1207 Lorne Park Road
Links and documents
Listed on the Canadian Register:
Statement of Significance
Description of Historic Place
The Herbert Denison House is located at 1207 Lorne Park Drive, on the north side of Lorne Park Drive, between Garden Road and Queen Victoria Avenue, in the City of Mississauga. The one-and-a-half storey residence was constructed in circa 1890 and is currently clad in aluminum siding.
The property was designated, by the City of Mississauga in 1983, for its cultural heritage value, under Part IV of the Ontario Heritage Act, By-law 281-83.
Located in the Lorne Park neighbourhood, the picturesque silhouette of the Herbert Denison House stands out on Lorne Park Road. The homes on the street have become in close proximity to each other and are a combination of older homes and very modern ones, none of which are as notable as 1207 Lorne Park Drive. The Herbert Denison House is a very prominent landmark on the streetscape, imparting character to the neighbourhood of traditional suburban houses.
The Herbert Denison House is associated with many different owners, including the Denison, McDougall, and Tedder families, all of whom were responsible for various additions to the structure. Land records indicated that there were no buildings on this site in 1877. A portion of the house is believed to incorporate a log structure known as the McGill Cabin, which was constructed in circa 1858 and subsequently moved to the site. Most notably is the home's distinctive octagonal tower, which was added by Herbert Denison. It was salvaged from a nearby building and rolled down the street, where he incorporated it into the home's design. The architectural evolution of the home mirrors the passing of families through the house and their love for this structure.
The Herbert Denison House is an unusually rich example of the picturesque vernacular style of the 1880s. This is depicted with its variety of gabling and ornately carved bargeboard and gingerbread that was hand carved by Herbert Denison. The structure was added to over the years, with the two-and-a-half storey tower marking the most notable addition. The octagonal tower provides a romantic Asian influence with its two-tiered pagoda roof. The veranda complicates the house's massing and adds to the variety of roof types utilized. The porches, balconies and verandas added to the Herbert Denison House give it an airy spatial quality and are testament to the high degree of craftsmanship demonstrated by its builders.
Sources: Heritage Structure Report, City of Mississauga, February 17, 1982; Toth, Edna.

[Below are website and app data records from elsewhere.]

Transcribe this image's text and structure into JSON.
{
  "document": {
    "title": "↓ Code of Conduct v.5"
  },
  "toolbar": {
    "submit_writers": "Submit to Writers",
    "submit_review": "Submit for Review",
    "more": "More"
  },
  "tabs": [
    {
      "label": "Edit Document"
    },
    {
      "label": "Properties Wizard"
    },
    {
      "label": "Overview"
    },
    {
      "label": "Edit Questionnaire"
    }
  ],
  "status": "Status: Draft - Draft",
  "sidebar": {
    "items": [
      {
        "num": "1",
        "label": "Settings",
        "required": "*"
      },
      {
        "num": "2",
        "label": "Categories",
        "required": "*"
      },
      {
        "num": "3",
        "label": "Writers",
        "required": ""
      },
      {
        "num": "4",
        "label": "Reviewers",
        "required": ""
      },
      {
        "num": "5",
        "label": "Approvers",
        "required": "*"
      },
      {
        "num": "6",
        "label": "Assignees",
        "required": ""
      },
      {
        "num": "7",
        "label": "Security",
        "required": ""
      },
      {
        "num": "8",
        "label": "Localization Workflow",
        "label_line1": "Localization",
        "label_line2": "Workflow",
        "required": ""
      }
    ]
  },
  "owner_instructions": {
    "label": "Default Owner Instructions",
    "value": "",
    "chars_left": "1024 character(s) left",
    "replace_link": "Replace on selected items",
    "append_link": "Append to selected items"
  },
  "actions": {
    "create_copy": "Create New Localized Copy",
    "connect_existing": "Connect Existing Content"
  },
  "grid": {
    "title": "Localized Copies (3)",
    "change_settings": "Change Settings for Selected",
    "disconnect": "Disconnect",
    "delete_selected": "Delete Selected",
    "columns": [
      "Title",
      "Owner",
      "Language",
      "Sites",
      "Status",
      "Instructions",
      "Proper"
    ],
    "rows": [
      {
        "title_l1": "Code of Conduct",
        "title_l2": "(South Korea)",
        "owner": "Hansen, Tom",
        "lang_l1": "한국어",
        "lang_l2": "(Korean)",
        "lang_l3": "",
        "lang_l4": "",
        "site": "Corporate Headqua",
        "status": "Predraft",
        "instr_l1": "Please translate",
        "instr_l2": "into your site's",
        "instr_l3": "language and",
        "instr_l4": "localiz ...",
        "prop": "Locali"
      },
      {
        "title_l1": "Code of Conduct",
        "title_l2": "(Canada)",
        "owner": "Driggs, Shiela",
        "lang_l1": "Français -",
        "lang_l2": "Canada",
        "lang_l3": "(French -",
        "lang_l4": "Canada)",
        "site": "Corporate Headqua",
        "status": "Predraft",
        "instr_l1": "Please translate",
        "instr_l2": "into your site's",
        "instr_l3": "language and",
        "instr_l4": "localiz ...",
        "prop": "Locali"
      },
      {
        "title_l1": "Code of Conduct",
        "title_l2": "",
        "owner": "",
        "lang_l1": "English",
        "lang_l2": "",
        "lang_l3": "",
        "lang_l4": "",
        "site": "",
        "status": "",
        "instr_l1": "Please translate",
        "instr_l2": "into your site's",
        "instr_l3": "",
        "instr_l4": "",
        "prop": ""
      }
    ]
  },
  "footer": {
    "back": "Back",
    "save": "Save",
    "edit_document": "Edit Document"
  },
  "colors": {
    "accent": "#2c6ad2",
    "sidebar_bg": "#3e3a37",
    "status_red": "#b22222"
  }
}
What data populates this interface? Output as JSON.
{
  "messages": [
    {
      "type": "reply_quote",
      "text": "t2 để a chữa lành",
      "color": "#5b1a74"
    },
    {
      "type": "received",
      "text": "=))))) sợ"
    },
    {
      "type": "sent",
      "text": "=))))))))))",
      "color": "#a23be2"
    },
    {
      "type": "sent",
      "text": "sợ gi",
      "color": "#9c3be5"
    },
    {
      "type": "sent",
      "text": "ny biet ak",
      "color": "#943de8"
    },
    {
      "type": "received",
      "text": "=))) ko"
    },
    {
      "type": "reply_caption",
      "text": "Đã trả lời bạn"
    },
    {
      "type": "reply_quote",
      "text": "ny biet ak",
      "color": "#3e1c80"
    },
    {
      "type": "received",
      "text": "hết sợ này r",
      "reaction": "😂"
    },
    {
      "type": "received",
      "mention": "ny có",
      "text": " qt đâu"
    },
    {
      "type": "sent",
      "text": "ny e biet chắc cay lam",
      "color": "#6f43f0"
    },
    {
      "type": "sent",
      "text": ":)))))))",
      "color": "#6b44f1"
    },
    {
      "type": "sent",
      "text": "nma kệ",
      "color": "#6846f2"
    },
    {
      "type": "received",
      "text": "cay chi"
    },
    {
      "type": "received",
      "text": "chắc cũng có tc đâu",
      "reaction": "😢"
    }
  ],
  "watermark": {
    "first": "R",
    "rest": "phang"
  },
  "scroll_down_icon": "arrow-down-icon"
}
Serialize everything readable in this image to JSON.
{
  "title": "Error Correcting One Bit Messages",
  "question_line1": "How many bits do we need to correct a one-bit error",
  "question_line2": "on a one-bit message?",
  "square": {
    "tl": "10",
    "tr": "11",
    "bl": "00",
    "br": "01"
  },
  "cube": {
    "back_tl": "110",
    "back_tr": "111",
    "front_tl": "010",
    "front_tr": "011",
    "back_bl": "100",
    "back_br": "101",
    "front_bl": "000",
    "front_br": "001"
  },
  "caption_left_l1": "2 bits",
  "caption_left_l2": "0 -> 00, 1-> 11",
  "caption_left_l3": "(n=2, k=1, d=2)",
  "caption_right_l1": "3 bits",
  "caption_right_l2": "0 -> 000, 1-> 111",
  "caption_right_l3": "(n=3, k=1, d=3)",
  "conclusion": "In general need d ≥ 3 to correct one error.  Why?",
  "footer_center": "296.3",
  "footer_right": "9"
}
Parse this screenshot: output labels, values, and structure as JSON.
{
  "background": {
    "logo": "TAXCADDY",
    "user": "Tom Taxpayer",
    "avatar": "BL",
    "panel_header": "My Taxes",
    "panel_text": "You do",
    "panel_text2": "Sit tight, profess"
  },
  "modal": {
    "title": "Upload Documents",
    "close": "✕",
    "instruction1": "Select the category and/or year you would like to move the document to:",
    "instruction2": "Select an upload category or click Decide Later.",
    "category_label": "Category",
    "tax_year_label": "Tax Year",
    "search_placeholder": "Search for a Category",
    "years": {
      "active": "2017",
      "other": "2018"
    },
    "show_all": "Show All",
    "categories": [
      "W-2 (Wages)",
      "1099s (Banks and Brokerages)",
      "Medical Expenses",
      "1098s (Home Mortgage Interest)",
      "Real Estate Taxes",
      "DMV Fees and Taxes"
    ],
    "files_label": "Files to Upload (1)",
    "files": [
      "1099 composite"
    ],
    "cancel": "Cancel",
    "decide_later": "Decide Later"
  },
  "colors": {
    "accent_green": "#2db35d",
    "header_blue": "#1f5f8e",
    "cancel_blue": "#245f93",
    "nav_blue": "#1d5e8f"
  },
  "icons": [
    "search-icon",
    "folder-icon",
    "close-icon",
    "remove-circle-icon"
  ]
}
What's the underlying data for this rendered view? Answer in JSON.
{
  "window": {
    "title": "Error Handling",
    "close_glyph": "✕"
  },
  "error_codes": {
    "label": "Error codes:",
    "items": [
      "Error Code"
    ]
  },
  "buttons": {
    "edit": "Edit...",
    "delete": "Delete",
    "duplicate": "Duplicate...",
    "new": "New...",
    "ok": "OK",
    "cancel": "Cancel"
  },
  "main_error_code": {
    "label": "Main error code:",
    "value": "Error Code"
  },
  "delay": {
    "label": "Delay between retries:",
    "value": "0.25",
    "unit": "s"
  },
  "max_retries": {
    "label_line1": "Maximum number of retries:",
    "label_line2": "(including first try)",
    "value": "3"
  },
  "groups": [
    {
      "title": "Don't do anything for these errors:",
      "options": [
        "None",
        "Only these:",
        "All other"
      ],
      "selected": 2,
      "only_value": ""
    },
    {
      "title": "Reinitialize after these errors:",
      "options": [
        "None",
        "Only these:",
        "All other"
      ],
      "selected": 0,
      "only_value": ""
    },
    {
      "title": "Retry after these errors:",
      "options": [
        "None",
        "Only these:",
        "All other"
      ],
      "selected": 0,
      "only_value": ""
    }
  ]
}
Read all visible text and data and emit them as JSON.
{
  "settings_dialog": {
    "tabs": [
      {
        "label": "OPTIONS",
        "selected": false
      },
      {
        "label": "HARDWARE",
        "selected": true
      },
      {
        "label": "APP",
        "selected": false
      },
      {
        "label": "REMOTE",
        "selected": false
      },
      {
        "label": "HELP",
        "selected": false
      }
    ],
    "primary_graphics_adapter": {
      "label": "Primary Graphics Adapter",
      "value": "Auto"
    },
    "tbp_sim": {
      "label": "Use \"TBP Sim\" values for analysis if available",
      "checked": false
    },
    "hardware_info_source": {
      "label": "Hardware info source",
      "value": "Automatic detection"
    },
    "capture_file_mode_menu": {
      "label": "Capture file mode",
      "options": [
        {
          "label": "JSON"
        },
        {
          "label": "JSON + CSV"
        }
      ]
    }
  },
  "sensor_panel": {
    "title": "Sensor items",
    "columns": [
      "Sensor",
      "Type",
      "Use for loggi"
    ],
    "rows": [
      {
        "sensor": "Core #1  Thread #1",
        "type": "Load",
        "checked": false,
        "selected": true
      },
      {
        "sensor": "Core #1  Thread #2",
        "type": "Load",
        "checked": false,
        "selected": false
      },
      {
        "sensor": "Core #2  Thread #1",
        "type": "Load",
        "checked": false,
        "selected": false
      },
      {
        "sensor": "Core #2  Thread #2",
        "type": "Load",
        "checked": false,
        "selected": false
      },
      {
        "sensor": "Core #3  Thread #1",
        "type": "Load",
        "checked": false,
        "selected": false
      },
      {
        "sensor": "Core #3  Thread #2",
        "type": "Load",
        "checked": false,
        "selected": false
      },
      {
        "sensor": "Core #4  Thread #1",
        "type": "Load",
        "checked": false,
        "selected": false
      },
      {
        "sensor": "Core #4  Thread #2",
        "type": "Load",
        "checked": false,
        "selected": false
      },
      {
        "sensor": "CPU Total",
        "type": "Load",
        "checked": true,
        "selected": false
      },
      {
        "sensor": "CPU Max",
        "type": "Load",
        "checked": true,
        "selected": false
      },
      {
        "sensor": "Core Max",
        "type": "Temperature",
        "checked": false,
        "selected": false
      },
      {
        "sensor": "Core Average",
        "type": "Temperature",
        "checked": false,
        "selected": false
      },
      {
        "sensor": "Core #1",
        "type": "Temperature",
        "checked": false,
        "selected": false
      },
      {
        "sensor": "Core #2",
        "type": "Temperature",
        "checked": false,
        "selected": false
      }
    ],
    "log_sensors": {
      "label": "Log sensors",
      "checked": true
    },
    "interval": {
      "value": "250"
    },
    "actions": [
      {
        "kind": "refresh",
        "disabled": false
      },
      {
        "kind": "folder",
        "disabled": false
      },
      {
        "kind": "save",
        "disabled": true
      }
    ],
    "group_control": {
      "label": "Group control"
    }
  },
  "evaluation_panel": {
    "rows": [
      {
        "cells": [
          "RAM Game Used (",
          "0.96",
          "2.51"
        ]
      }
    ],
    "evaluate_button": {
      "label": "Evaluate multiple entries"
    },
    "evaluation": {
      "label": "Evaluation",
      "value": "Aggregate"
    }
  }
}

Gingerbread House: a Lorne Park Landmark, The Mississauga News, May 25, 1990; The City of Mississauga By-law 281-83.
Character defining elements that contribute to the heritage value of the Herbert Denison House include its:
- one-and-a-half storey construction
- steeply pitched gable roof
- gingerbread in all the gables and along the eaves
- stone foundation
- log walls covered in clapboard
- two-and-a-half storey projecting octagonal tower, topped with a pagoda-like, two-tiered roof and a finial
- varying sized two-over-two, double hung windows
- small gothic window in front gable
- wrap around veranda with bellcast mansard roof, cambered posts and intricate gingerbread
Local Governments (ON)
Ontario Heritage Act
Municipal Heritage Designation (Part IV)
1858/01/01 to 1858/01/01
Theme - Category and Type
- Peopling the Land
Function - Category and Type
- Single Dwelling
Architect / Designer
Location of Supporting Documentation
City of Mississauga
Planning & Heritage
201 City Centre Drive
9th Floor, Community Services
Cross-Reference to Collection